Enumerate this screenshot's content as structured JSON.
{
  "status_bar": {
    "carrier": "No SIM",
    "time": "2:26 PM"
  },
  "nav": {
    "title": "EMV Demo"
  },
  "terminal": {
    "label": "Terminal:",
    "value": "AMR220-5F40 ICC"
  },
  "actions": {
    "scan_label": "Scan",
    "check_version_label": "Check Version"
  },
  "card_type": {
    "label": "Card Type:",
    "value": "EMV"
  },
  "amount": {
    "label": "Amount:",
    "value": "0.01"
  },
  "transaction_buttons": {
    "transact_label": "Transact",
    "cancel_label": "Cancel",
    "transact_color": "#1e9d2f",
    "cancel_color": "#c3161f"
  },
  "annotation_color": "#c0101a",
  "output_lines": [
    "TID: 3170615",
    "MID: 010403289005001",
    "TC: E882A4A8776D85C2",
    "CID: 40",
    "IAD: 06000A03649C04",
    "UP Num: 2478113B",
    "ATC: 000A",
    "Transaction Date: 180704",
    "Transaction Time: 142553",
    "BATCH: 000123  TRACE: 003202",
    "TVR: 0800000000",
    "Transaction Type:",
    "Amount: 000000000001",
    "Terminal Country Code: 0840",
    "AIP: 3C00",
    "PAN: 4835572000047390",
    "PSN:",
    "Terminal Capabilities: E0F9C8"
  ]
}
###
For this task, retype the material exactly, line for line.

## Your response
Enumerate this screenshot's content as structured JSON.
{
  "status_bar": {
    "carrier": "No SIM",
    "time": "2:26 PM"
  },
  "nav": {
    "title": "EMV Demo"
  },
  "terminal": {
    "label": "Terminal:",
    "value": "AMR220-5F40 ICC"
  },
  "actions": {
    "scan_label": "Scan",
    "check_version_label": "Check Version"
  },
  "card_type": {
    "label": "Card Type:",
    "value": "EMV"
  },
  "amount": {
    "label": "Amount:",
    "value": "0.01"
  },
  "transaction_buttons": {
    "transact_label": "Transact",
    "cancel_label": "Cancel",
    "transact_color": "#1e9d2f",
    "cancel_color": "#c3161f"
  },
  "annotation_color": "#c0101a",
  "output_lines": [
    "TID: 3170615",
    "MID: 010403289005001",
    "TC: E882A4A8776D85C2",
    "CID: 40",
    "IAD: 06000A03649C04",
    "UP Num: 2478113B",
    "ATC: 000A",
    "Transaction Date: 180704",
    "Transaction Time: 142553",
    "BATCH: 000123  TRACE: 003202",
    "TVR: 0800000000",
    "Transaction Type:",
    "Amount: 000000000001",
    "Terminal Country Code: 0840",
    "AIP: 3C00",
    "PAN: 4835572000047390",
    "PSN:",
    "Terminal Capabilities: E0F9C8"
  ]
}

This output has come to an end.